Loud Noises

May 15, 2015 | Dian Chaaban


The NFL took deflate-gate very seriously on Monday, announcing that New England Patriots' quarterback Tom Brady has been suspended for 4 games for his role in the matter. In addition, the Patriots have been fined a shiny $1 million and will lose their first-round draft pick in 2016 and a fourth round pick in 2017 for using illegally inflated footballs in the AFC championship game - unheard of punishment in the matter of deflated footballs.


The entire debacle is being regarded as one of the most exaggerated episodes in the history of sports because of the very notion that other quarterbacks are known for doctoring footballs (which apparently they all do) and this one just happened to get caught - so, was it really that bad? Furthermore, suspending one of one of the greatest players of all time when there are so many other ways to “cheat” brings up the contentious subject of who is getting away with what… causing a lot of noise on the subject.


The recent spike in global bond yields has investors debating whether the rise has been due to technical factors, or if bond investors are beginning to buy into the global economy ‘reflationary’ theme. Referring to an interesting commentary put forth by my US Fixed Income Strategies group today, we believe that the current activity is more noise than fundamental and as a result, we see little reason to view this as the start of a new trend. The current trend (which is characterized by a stronger dollar, a flatter yield curve, slow global growth, and low inflationary pressures) is likely to remain in place, which suggests that from an investing perspective, all of this noise has created an ideal opportunity for investors to capitalize on unexpectedly steep yield curves.


Now, there is rarely ever any one singular factor to place the blame for any major market move but some themes to consider are:


The German Bund – The rise in the German 10Y Bund yield explains nearly all of the recent selloff in global sovereign bonds, but there is plenty of debate over whether it is purely technical (i.e. unsustainable) or if there are perhaps some fundamental factors.
US Weakness – Delayed fed expectations leading to a lower dollar, higher oil prices and higher inflation.
Bond Supply Glut & Low Liquidity – All of the sharp moves in the bond market are being exacerbated by increased bond supply for it to digest and generally low levels of liquidity. Selling in the German Bund likely hasn’t yet been matched by those wishing to buy (until some clarity returns to the market) and in the US, the bond supply glut has largely come from the corporate bond market as companies are not only gearing up issuance following the post-earnings blackout period, but are likely trying to issue ahead of any change in Fed policy and volatility surrounding that. Issuance so far this year is running at the fastest pace in years, and is one additional technical factor that has contributed to higher yields in May.
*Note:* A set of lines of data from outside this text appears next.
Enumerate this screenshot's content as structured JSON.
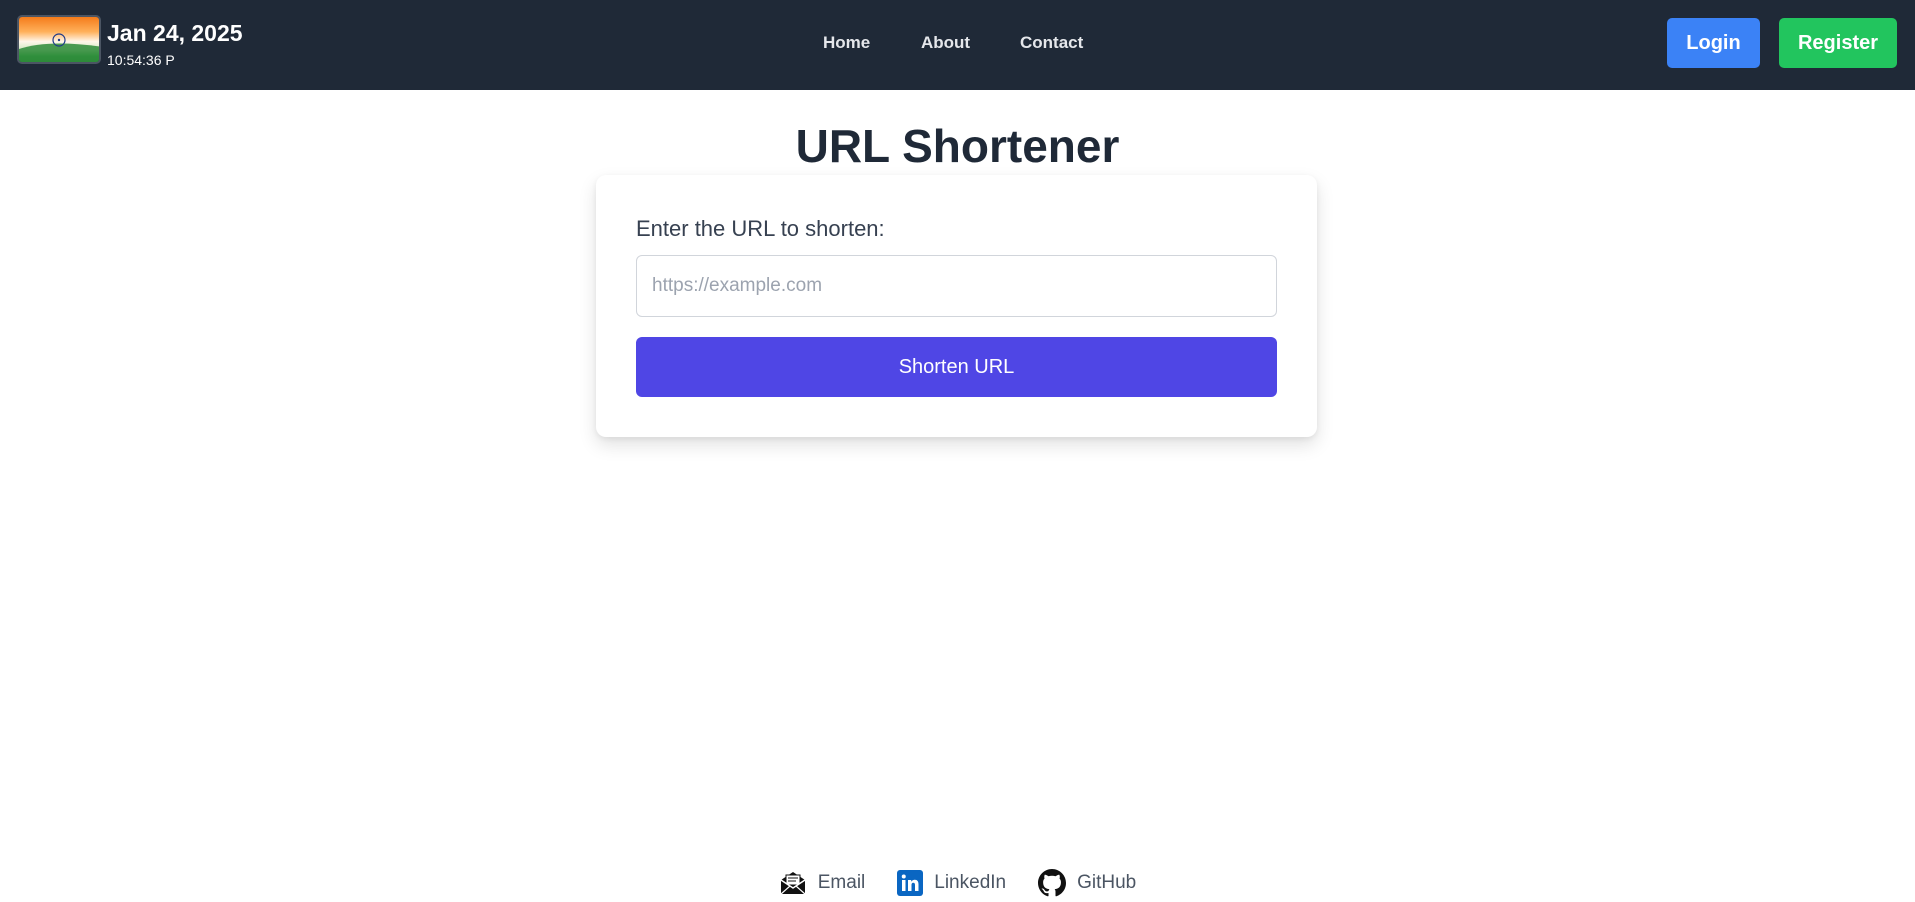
{
  "header": {
    "date": "Jan 24, 2025",
    "time": "10:54:36 P",
    "nav": {
      "home": "Home",
      "about": "About",
      "contact": "Contact"
    },
    "login_label": "Login",
    "register_label": "Register"
  },
  "main": {
    "title": "URL Shortener",
    "form": {
      "label": "Enter the URL to shorten:",
      "input_value": "",
      "input_placeholder": "https://example.com",
      "submit_label": "Shorten URL"
    }
  },
  "footer": {
    "links": [
      {
        "label": "Email",
        "icon": "envelope-icon"
      },
      {
        "label": "LinkedIn",
        "icon": "linkedin-icon"
      },
      {
        "label": "GitHub",
        "icon": "github-icon"
      }
    ]
  },
  "colors": {
    "header_bg": "#1f2937",
    "login": "#3b82f6",
    "register": "#22c55e",
    "primary": "#4f46e5",
    "linkedin": "#0a66c2"
  }
}
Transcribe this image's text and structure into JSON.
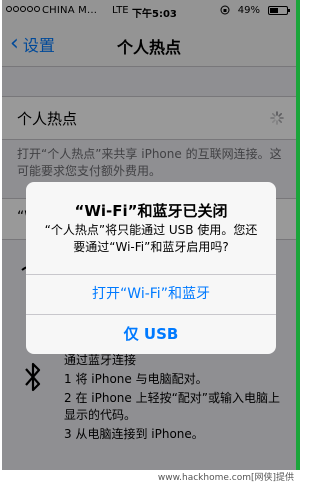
{
  "status_bar": {
    "carrier": "CHINA M...",
    "network": "LTE",
    "time": "下午5:03",
    "battery_percent": "49%",
    "battery_level": 0.49
  },
  "nav": {
    "back_label": "设置",
    "title": "个人热点"
  },
  "hotspot_row": {
    "label": "个人热点"
  },
  "hotspot_footer": "打开“个人热点”来共享 iPhone 的互联网连接。这可能要求您支付额外费用。",
  "partial_row_label": "“W",
  "instructions": {
    "header": "通过蓝牙连接",
    "steps": [
      "1 将 iPhone 与电脑配对。",
      "2 在 iPhone 上轻按“配对”或输入电脑上显示的代码。",
      "3 从电脑连接到 iPhone。"
    ]
  },
  "alert": {
    "title": "“Wi-Fi”和蓝牙已关闭",
    "message": "“个人热点”将只能通过 USB 使用。您还要通过“Wi-Fi”和蓝牙启用吗?",
    "primary_button": "打开“Wi-Fi”和蓝牙",
    "secondary_button": "仅 USB"
  },
  "watermark": "www.hackhome.com[网侠]提供",
  "colors": {
    "accent": "#007aff",
    "background": "#efeff4",
    "edge": "#1aa53a"
  }
}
So while the Patriots are taking a medium term hit, they will recover, as strong teams do – much of the same can be said for the bond investor during this selloff. We don’t see this as the start of a bear market in bonds (as some headlines have proclaimed), but rather market noise and simple volatility that we would generally expected ahead of Fed policy changes.


Enjoy the long weekend!